Provided information.
Content starts

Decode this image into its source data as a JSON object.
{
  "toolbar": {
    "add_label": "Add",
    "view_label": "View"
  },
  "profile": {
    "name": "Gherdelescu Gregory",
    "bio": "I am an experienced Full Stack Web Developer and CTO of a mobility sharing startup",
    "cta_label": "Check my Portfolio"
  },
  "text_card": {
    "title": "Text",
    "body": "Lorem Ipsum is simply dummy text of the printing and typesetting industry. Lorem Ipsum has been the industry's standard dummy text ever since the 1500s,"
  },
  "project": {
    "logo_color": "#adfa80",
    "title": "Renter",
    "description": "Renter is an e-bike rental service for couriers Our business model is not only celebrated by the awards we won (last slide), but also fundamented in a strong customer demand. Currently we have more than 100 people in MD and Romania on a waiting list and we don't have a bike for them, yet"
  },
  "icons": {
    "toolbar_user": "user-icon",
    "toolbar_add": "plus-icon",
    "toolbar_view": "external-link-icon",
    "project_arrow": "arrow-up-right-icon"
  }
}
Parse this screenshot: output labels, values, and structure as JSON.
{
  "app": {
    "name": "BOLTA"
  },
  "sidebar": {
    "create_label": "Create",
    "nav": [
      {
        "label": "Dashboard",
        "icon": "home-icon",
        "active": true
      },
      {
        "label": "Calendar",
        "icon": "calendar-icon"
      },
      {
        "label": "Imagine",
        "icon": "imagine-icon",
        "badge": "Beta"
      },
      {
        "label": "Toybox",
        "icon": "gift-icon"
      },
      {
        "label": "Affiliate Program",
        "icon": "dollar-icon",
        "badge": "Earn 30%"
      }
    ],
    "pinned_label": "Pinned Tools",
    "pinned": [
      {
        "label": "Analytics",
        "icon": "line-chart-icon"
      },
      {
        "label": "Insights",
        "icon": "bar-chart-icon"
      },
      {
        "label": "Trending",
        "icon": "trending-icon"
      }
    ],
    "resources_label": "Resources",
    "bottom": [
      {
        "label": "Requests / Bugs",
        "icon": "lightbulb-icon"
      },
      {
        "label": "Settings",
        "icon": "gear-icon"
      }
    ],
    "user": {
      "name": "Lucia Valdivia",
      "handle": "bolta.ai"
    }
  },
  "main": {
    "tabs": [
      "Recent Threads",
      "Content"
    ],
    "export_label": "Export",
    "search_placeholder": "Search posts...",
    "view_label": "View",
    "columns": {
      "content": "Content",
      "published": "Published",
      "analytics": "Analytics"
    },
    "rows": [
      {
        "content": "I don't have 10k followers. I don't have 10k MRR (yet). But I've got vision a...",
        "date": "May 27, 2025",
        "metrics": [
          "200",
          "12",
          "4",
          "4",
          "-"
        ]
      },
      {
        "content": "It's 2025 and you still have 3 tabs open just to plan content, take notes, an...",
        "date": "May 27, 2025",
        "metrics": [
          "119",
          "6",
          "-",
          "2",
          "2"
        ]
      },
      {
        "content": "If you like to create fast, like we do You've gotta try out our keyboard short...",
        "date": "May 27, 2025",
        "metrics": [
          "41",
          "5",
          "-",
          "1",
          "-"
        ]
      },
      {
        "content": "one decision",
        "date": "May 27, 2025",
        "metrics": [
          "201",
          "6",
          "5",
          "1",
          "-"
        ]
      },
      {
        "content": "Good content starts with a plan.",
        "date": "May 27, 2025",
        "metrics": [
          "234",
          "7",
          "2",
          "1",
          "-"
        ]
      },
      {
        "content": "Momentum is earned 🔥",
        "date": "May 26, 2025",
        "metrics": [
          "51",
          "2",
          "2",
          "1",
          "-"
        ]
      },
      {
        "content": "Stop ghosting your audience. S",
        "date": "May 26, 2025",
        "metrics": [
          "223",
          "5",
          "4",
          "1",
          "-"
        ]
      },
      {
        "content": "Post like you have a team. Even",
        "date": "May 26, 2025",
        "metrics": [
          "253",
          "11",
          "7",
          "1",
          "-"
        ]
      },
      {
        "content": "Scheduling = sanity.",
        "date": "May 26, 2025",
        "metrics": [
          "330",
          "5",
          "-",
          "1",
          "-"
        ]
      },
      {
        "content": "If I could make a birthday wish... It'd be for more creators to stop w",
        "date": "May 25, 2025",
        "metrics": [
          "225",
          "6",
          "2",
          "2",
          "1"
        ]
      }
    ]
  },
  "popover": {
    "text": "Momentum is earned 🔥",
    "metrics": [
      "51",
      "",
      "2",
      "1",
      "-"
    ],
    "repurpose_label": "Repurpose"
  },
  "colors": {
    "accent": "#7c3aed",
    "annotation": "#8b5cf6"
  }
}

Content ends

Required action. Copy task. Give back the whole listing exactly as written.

Worked solution.
Decode this image into its source data as a JSON object.
{
  "toolbar": {
    "add_label": "Add",
    "view_label": "View"
  },
  "profile": {
    "name": "Gherdelescu Gregory",
    "bio": "I am an experienced Full Stack Web Developer and CTO of a mobility sharing startup",
    "cta_label": "Check my Portfolio"
  },
  "text_card": {
    "title": "Text",
    "body": "Lorem Ipsum is simply dummy text of the printing and typesetting industry. Lorem Ipsum has been the industry's standard dummy text ever since the 1500s,"
  },
  "project": {
    "logo_color": "#adfa80",
    "title": "Renter",
    "description": "Renter is an e-bike rental service for couriers Our business model is not only celebrated by the awards we won (last slide), but also fundamented in a strong customer demand. Currently we have more than 100 people in MD and Romania on a waiting list and we don't have a bike for them, yet"
  },
  "icons": {
    "toolbar_user": "user-icon",
    "toolbar_add": "plus-icon",
    "toolbar_view": "external-link-icon",
    "project_arrow": "arrow-up-right-icon"
  }
}
Parse this screenshot: output labels, values, and structure as JSON.
{
  "app": {
    "name": "BOLTA"
  },
  "sidebar": {
    "create_label": "Create",
    "nav": [
      {
        "label": "Dashboard",
        "icon": "home-icon",
        "active": true
      },
      {
        "label": "Calendar",
        "icon": "calendar-icon"
      },
      {
        "label": "Imagine",
        "icon": "imagine-icon",
        "badge": "Beta"
      },
      {
        "label": "Toybox",
        "icon": "gift-icon"
      },
      {
        "label": "Affiliate Program",
        "icon": "dollar-icon",
        "badge": "Earn 30%"
      }
    ],
    "pinned_label": "Pinned Tools",
    "pinned": [
      {
        "label": "Analytics",
        "icon": "line-chart-icon"
      },
      {
        "label": "Insights",
        "icon": "bar-chart-icon"
      },
      {
        "label": "Trending",
        "icon": "trending-icon"
      }
    ],
    "resources_label": "Resources",
    "bottom": [
      {
        "label": "Requests / Bugs",
        "icon": "lightbulb-icon"
      },
      {
        "label": "Settings",
        "icon": "gear-icon"
      }
    ],
    "user": {
      "name": "Lucia Valdivia",
      "handle": "bolta.ai"
    }
  },
  "main": {
    "tabs": [
      "Recent Threads",
      "Content"
    ],
    "export_label": "Export",
    "search_placeholder": "Search posts...",
    "view_label": "View",
    "columns": {
      "content": "Content",
      "published": "Published",
      "analytics": "Analytics"
    },
    "rows": [
      {
        "content": "I don't have 10k followers. I don't have 10k MRR (yet). But I've got vision a...",
        "date": "May 27, 2025",
        "metrics": [
          "200",
          "12",
          "4",
          "4",
          "-"
        ]
      },
      {
        "content": "It's 2025 and you still have 3 tabs open just to plan content, take notes, an...",
        "date": "May 27, 2025",
        "metrics": [
          "119",
          "6",
          "-",
          "2",
          "2"
        ]
      },
      {
        "content": "If you like to create fast, like we do You've gotta try out our keyboard short...",
        "date": "May 27, 2025",
        "metrics": [
          "41",
          "5",
          "-",
          "1",
          "-"
        ]
      },
      {
        "content": "one decision",
        "date": "May 27, 2025",
        "metrics": [
          "201",
          "6",
          "5",
          "1",
          "-"
        ]
      },
      {
        "content": "Good content starts with a plan.",
        "date": "May 27, 2025",
        "metrics": [
          "234",
          "7",
          "2",
          "1",
          "-"
        ]
      },
      {
        "content": "Momentum is earned 🔥",
        "date": "May 26, 2025",
        "metrics": [
          "51",
          "2",
          "2",
          "1",
          "-"
        ]
      },
      {
        "content": "Stop ghosting your audience. S",
        "date": "May 26, 2025",
        "metrics": [
          "223",
          "5",
          "4",
          "1",
          "-"
        ]
      },
      {
        "content": "Post like you have a team. Even",
        "date": "May 26, 2025",
        "metrics": [
          "253",
          "11",
          "7",
          "1",
          "-"
        ]
      },
      {
        "content": "Scheduling = sanity.",
        "date": "May 26, 2025",
        "metrics": [
          "330",
          "5",
          "-",
          "1",
          "-"
        ]
      },
      {
        "content": "If I could make a birthday wish... It'd be for more creators to stop w",
        "date": "May 25, 2025",
        "metrics": [
          "225",
          "6",
          "2",
          "2",
          "1"
        ]
      }
    ]
  },
  "popover": {
    "text": "Momentum is earned 🔥",
    "metrics": [
      "51",
      "",
      "2",
      "1",
      "-"
    ],
    "repurpose_label": "Repurpose"
  },
  "colors": {
    "accent": "#7c3aed",
    "annotation": "#8b5cf6"
  }
}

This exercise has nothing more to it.